'These words.... appear to me to mean for the purpose of enabling a person to carry on and earn profits in the trade, etc. I think the disbursements permitted are such as are made for that purpose. It is not enough that the disbursement is made in the course of, or arises out of, or is connected with, the trade or is made out of the profits of the trade.'
7. In Badridas Daga v. Commissioner of Income-tax, : 34ITR10(SC) Venkatrama Aiyer, J., observed that whether the expenditure is admissible or not will depend upon whether it can be said to arise out of the carrying on of the business and be incidental to it, and this was reaffirmed by this Court in a later judgment inCommissioner of Income-tax, Bombay v. Abdullbhai Abdulkadar. : 41ITR545(SC) .
8. In a recent judgment of this Court in Commissioner Of Income-tax, Kerala v. Malayalam Plantations Ltd. : 53ITR140(SC) certain amounts paid as estate duty under s. 84 of the Estate Duty Act, 1953, by a resident company incorporated outside India on the death of shareholders not domiciled in India were sought to be deducted under s. 10(2)(xv) as expenditure laid out or expended wholly and exclusively for the purposes of the business. Subba Rao, J., speaking for the Court observed at p 705 :
'The expression 'for the purpose of the business' is wider in scope than the expression 'for the purpose of earning profits'. Its range is wide : it may take in out only the day to day running of a business but also the rationalization of its administration and modernization of its machinery; it may include measures for the preservation of the business and for the protection of its assets and property from expropriation, coercive process or assertion of hostile title; it may also comprehend payment of statutory dues and taxes imposed as a precondition to commerce or for carrying on of a business; it may comprehend many other acts incidental to the carrying on of a business. However wide the meaning of the expression may be, its limits are implicit in it. The purpose shall be for the purpose of the business, that is to say, the expenditure incurred shall be for the carrying on the business and the assessee shall incur it in his capacity as a person as a person carrying on the business.'
9. The position may therefore be summarised thus : the nature of the expenditure or outgoing must be adjudged in the light of accepted commercial practice and trading principles. The expenditure must be incidental to the business and must be necessitated or justified by commercial expediency. It must be directly and intimately connected with the business and be laid out by the taxpayer in his character as a trader. To be a permissible deduction, there must be a direct and intimate connection between the expenditure and the business i.e., between the expenditure and the character of the assessee as a trader, and not as a owner of assets, even if they are assets of the business.

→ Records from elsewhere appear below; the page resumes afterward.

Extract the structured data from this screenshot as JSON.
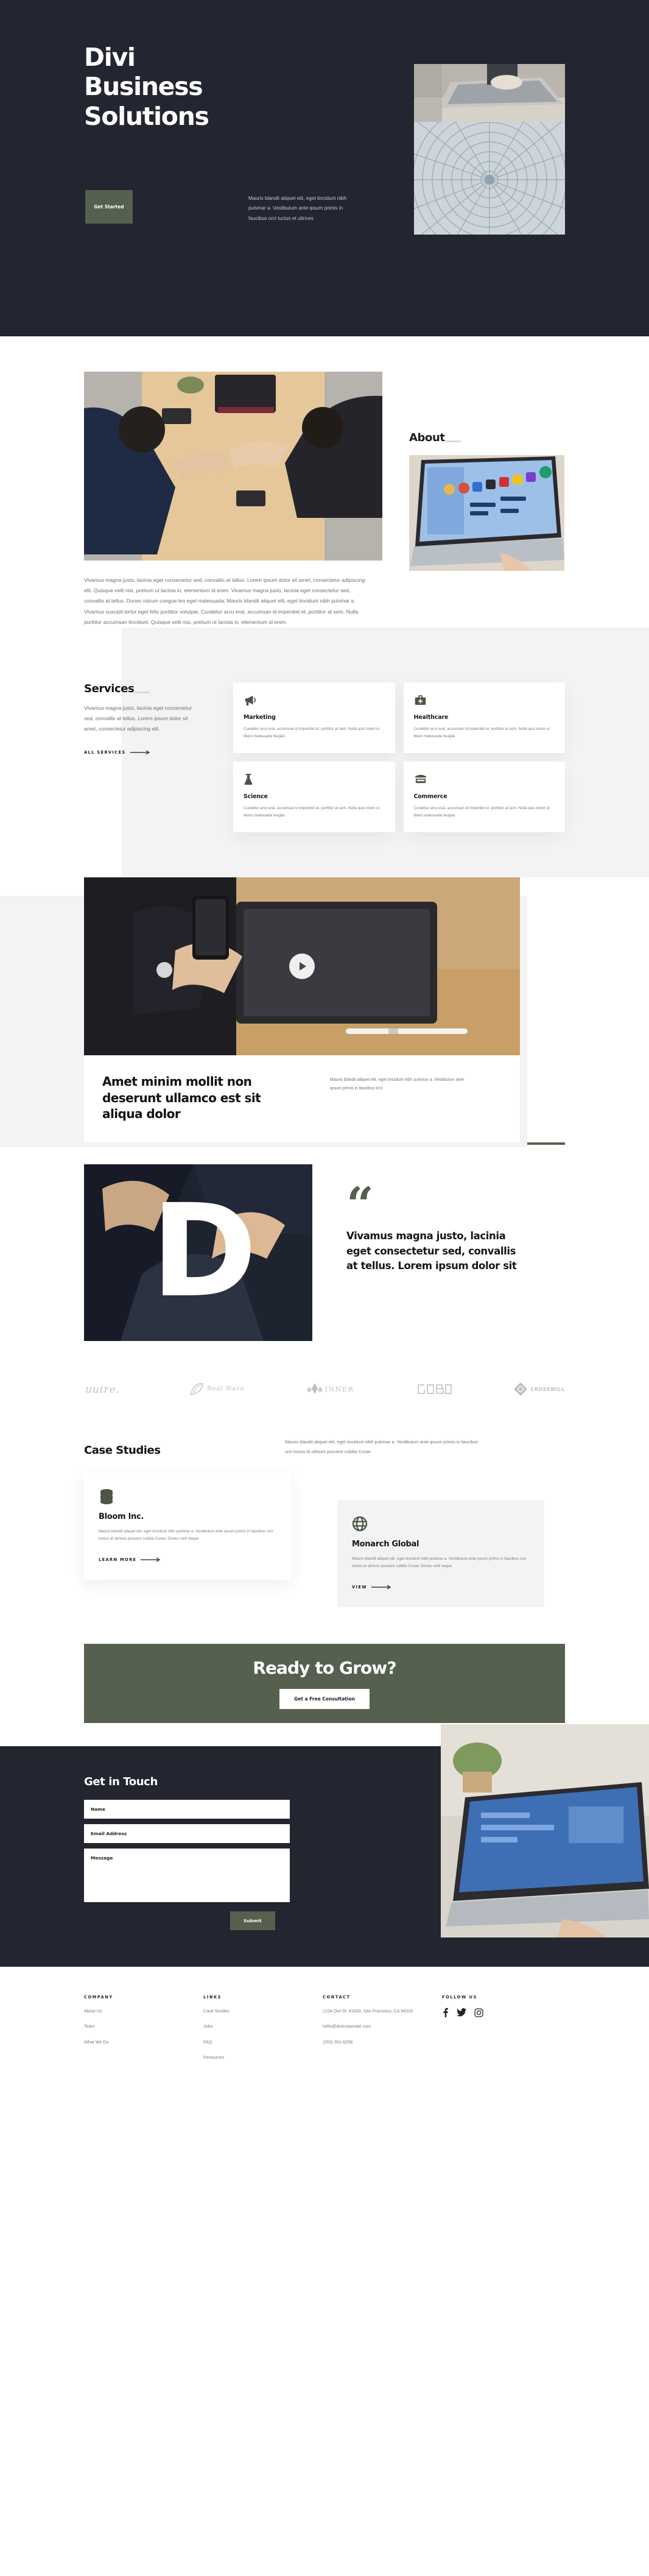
{
  "hero": {
    "title_lines": [
      "Divi",
      "Business",
      "Solutions"
    ],
    "button_label": "Get Started",
    "paragraph": "Mauris blandit aliquet elit, eget tincidunt nibh pulvinar a. Vestibulum ante ipsum primis in faucibus orci luctus et ultrices",
    "bg_color": "#232530",
    "accent_color": "#55604e",
    "image_top": "laptop-typing-photo",
    "image_bottom": "circular-pavement-photo"
  },
  "about": {
    "photo": "handshake-over-desk-photo",
    "paragraph": "Vivamus magna justo, lacinia eget consectetur sed, convallis at tellus. Lorem ipsum dolor sit amet, consectetur adipiscing elit. Quisque velit nisi, pretium ut lacinia in, elementum id enim. Vivamus magna justo, lacinia eget consectetur sed, convallis at tellus. Donec rutrum congue leo eget malesuada. Mauris blandit aliquet elit, eget tincidunt nibh pulvinar a. Vivamus suscipit tortor eget felis porttitor volutpat. Curabitur arcu erat, accumsan id imperdiet et, porttitor at sem. Nulla porttitor accumsan tincidunt. Quisque velit nisi, pretium ut lacinia in, elementum id enim.",
    "heading": "About",
    "side_photo": "laptop-screen-apps-photo"
  },
  "services": {
    "heading": "Services",
    "paragraph": "Vivamus magna justo, lacinia eget consectetur sed, convallis at tellus. Lorem ipsum dolor sit amet, consectetur adipiscing elit.",
    "link_label": "ALL SERVICES",
    "card_body": "Curabitur arcu erat, accumsan id imperdiet et, porttitor at sem. Nulla quis lorem ut libero malesuada feugiat.",
    "cards": [
      {
        "title": "Marketing",
        "icon": "megaphone-icon"
      },
      {
        "title": "Healthcare",
        "icon": "first-aid-kit-icon"
      },
      {
        "title": "Science",
        "icon": "flask-icon"
      },
      {
        "title": "Commerce",
        "icon": "storefront-icon"
      }
    ]
  },
  "feature": {
    "media": "hands-phone-tablet-photo",
    "play_icon": "play-icon",
    "title": "Amet minim mollit non deserunt ullamco est sit aliqua dolor",
    "paragraph": "Mauris blandit aliquet elit, eget tincidunt nibh pulvinar a. Vestibulum ante ipsum primis in faucibus orci"
  },
  "testimonial": {
    "photo": "suit-letter-d-photo",
    "monogram": "D",
    "quote_mark": "“",
    "quote": "Vivamus magna justo, lacinia eget consectetur sed, convallis at tellus. Lorem ipsum dolor sit"
  },
  "logos": [
    {
      "name": "wire-logo",
      "label": "uuire"
    },
    {
      "name": "real-wave-logo",
      "label": "Real Wave"
    },
    {
      "name": "inner-logo",
      "label": "INNER"
    },
    {
      "name": "gabo-logo",
      "label": "GABO"
    },
    {
      "name": "crosswill-logo",
      "label": "CROSSWILL"
    }
  ],
  "cases": {
    "heading": "Case Studies",
    "paragraph": "Mauris blandit aliquet elit, eget tincidunt nibh pulvinar a. Vestibulum ante ipsum primis in faucibus orci luctus et ultrices posuere cubilia Curae",
    "items": [
      {
        "title": "Bloom Inc.",
        "icon": "database-icon",
        "body": "Mauris blandit aliquet elit, eget tincidunt nibh pulvinar a. Vestibulum ante ipsum primis in faucibus orci luctus et ultrices posuere cubilia Curae; Donec velit neque",
        "link_label": "LEARN MORE"
      },
      {
        "title": "Monarch Global",
        "icon": "globe-icon",
        "body": "Mauris blandit aliquet elit, eget tincidunt nibh pulvinar a. Vestibulum ante ipsum primis in faucibus orci luctus et ultrices posuere cubilia Curae; Donec velit neque",
        "link_label": "VIEW"
      }
    ]
  },
  "cta": {
    "heading": "Ready to Grow?",
    "button_label": "Get a Free Consultation",
    "bg_color": "#55604e"
  },
  "contact": {
    "heading": "Get in Touch",
    "name_placeholder": "Name",
    "email_placeholder": "Email Address",
    "message_placeholder": "Message",
    "submit_label": "Submit",
    "photo": "laptop-desk-plant-photo"
  },
  "footer": {
    "columns": [
      {
        "title": "COMPANY",
        "links": [
          "About Us",
          "Team",
          "What We Do"
        ]
      },
      {
        "title": "LINKS",
        "links": [
          "Case Studies",
          "Jobs",
          "FAQ",
          "Resources"
        ]
      }
    ],
    "contact": {
      "title": "CONTACT",
      "address": "1234 Divi St. #1000, San Francisco, CA 94220",
      "email": "hello@divicorporate.com",
      "phone": "(255) 352-6258"
    },
    "follow": {
      "title": "FOLLOW US",
      "icons": [
        "facebook-icon",
        "twitter-icon",
        "instagram-icon"
      ]
    }
  }
}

10. In the light of the principles the amount of tax paid on the net wealth of an assessee under the Wealth Tax Act is not a permissible deduction under s. 10(2)(xv) of the Indian Income-tax Act in his assessment to income-tax, for tax is imposed under the Wealth Tax Act on the owner of assets and not on any commercial activity. The charge of the tax is the same, whether the assets are part of or used in the trading organisation of the owner or are merely owned by him. The assets of the taxpayer - incorporated or not - become chargeable to tax because they are owned by him, and not because they are used by him in the business.
11. The appeal therefore fails and is dismissed with costs.
12. Appeal dismissed.